** BRIEF **
If a line in the entries contains the string "永恒圣城", include that line in your answer.

** RECORD SET **

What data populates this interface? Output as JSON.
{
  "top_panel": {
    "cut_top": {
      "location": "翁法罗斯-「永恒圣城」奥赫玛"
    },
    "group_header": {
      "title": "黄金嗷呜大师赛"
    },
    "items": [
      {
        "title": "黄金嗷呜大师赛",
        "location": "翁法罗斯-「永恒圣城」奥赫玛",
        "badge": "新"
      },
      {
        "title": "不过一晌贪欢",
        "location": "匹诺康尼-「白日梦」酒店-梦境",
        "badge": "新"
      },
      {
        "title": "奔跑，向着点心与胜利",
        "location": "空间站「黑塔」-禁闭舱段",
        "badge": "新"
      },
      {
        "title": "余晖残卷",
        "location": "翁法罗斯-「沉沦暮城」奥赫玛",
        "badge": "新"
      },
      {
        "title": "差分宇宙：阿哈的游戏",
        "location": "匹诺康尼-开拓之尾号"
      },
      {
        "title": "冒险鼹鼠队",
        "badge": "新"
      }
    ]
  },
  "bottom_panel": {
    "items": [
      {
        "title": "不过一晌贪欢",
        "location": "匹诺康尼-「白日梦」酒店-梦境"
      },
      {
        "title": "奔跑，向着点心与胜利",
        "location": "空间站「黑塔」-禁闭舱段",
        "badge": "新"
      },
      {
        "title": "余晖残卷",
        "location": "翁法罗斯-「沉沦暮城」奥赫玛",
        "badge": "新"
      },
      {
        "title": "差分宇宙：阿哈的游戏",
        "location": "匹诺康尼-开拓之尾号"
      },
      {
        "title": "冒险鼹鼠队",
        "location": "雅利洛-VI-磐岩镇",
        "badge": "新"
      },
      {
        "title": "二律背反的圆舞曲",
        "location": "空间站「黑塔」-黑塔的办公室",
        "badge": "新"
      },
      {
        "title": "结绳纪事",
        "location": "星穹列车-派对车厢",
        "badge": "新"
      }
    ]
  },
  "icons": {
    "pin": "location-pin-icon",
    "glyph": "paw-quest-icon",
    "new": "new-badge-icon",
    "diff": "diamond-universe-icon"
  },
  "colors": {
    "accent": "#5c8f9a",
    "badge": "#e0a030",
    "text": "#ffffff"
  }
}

** REPLY **
      "location": "翁法罗斯-「永恒圣城」奥赫玛"
        "location": "翁法罗斯-「永恒圣城」奥赫玛",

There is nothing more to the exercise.